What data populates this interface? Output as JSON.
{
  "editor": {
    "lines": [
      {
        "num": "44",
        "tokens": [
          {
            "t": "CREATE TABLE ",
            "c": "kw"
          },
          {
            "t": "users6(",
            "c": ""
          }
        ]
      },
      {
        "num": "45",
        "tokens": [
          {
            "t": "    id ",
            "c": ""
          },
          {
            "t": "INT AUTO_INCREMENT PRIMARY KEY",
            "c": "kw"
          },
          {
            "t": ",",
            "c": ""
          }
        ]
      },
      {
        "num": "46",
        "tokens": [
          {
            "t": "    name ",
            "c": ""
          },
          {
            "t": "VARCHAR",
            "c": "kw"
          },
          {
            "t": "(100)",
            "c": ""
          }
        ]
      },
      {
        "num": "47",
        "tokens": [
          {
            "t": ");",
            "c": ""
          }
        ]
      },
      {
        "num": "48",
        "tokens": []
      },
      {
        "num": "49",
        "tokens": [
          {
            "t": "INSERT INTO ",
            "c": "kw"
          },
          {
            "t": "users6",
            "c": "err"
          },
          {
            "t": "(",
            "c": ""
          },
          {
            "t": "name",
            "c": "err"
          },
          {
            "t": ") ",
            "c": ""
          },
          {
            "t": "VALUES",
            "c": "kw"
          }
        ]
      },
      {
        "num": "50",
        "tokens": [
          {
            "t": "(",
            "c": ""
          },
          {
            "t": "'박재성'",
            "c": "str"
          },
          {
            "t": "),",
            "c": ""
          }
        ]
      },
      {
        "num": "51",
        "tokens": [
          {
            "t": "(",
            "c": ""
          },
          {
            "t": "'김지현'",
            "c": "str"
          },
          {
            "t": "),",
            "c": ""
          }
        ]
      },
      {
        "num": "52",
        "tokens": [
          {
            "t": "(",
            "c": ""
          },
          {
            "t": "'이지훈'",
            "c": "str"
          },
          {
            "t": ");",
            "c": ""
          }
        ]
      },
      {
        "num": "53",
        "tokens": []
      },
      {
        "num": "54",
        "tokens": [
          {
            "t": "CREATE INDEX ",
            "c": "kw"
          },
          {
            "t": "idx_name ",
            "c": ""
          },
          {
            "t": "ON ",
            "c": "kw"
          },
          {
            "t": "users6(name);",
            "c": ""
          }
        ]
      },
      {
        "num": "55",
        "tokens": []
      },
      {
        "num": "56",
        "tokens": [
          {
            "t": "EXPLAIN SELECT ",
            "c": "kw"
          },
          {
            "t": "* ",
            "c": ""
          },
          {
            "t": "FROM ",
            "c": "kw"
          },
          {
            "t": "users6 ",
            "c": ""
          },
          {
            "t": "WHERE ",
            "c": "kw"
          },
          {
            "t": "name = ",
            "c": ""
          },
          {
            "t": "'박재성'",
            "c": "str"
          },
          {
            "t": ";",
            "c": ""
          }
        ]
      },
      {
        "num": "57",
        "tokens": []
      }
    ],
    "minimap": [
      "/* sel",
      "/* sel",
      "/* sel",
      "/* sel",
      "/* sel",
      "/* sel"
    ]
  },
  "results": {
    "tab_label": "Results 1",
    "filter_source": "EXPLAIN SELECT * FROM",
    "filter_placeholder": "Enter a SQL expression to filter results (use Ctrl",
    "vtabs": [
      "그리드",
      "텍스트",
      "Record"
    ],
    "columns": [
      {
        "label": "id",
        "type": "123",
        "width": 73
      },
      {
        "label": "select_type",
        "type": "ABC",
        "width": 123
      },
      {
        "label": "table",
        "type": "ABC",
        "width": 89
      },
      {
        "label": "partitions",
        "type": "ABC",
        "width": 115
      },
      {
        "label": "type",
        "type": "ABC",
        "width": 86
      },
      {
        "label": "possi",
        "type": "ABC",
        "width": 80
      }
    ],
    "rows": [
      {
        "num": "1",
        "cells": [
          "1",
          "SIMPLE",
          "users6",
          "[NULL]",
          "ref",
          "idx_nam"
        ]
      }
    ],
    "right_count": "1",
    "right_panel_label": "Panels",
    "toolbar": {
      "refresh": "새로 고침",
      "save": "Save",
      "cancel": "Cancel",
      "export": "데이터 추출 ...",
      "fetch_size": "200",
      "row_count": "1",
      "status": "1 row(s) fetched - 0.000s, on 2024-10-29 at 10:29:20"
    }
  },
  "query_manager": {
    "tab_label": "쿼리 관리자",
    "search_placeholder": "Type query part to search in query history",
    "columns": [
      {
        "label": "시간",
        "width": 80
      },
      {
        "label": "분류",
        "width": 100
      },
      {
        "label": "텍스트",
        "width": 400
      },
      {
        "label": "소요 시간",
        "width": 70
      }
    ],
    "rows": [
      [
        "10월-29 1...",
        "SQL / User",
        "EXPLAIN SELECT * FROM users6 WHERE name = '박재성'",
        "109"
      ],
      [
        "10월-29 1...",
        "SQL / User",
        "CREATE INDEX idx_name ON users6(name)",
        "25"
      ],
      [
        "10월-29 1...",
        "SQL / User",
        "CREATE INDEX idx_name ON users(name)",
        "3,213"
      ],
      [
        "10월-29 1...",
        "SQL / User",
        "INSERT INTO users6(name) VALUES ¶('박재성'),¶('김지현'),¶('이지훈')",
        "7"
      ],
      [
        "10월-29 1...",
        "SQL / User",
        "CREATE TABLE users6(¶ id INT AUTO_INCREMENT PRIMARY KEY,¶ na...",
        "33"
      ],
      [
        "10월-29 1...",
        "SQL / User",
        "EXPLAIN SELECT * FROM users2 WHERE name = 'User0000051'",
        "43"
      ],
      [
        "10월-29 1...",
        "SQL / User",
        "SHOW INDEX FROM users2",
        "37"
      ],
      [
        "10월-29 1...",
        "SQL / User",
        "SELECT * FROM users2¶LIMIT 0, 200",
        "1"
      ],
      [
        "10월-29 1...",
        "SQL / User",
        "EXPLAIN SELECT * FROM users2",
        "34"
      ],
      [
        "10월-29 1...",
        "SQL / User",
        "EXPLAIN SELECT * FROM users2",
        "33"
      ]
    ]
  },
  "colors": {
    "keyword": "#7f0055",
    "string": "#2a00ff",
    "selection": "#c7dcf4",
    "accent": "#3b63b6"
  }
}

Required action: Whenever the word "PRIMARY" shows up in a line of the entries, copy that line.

Answer section:
            "t": "INT AUTO_INCREMENT PRIMARY KEY",
        "CREATE TABLE users6(¶ id INT AUTO_INCREMENT PRIMARY KEY,¶ na...",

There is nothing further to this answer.